[Data records for software interfaces]
************
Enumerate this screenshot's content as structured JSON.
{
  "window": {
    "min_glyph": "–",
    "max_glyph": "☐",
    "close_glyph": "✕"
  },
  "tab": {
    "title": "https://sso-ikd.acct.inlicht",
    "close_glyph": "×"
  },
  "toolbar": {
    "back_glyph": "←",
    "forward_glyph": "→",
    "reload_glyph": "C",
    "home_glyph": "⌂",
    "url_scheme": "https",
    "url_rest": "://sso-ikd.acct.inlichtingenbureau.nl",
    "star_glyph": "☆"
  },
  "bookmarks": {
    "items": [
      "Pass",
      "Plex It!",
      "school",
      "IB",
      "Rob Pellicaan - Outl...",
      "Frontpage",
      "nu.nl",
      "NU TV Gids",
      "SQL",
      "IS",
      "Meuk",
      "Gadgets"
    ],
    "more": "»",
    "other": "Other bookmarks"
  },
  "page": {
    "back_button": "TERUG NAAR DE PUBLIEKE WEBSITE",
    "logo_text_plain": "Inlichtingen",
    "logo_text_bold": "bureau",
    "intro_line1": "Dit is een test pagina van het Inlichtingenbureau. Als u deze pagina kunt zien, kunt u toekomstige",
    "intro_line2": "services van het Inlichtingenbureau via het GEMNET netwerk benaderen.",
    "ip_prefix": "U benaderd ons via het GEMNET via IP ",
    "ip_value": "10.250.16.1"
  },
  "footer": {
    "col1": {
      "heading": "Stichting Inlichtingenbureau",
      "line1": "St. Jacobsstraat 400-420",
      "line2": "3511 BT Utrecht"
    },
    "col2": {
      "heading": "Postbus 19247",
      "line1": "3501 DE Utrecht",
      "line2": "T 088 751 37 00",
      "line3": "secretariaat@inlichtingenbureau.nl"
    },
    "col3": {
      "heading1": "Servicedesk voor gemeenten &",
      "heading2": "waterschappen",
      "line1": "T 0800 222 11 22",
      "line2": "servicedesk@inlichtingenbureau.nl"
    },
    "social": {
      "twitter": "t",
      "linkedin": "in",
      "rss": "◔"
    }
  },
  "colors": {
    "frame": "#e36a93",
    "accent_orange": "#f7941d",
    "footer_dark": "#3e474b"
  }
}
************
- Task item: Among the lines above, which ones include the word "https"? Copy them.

- Reply to the task:
    "title": "https://sso-ikd.acct.inlicht",
    "url_scheme": "https",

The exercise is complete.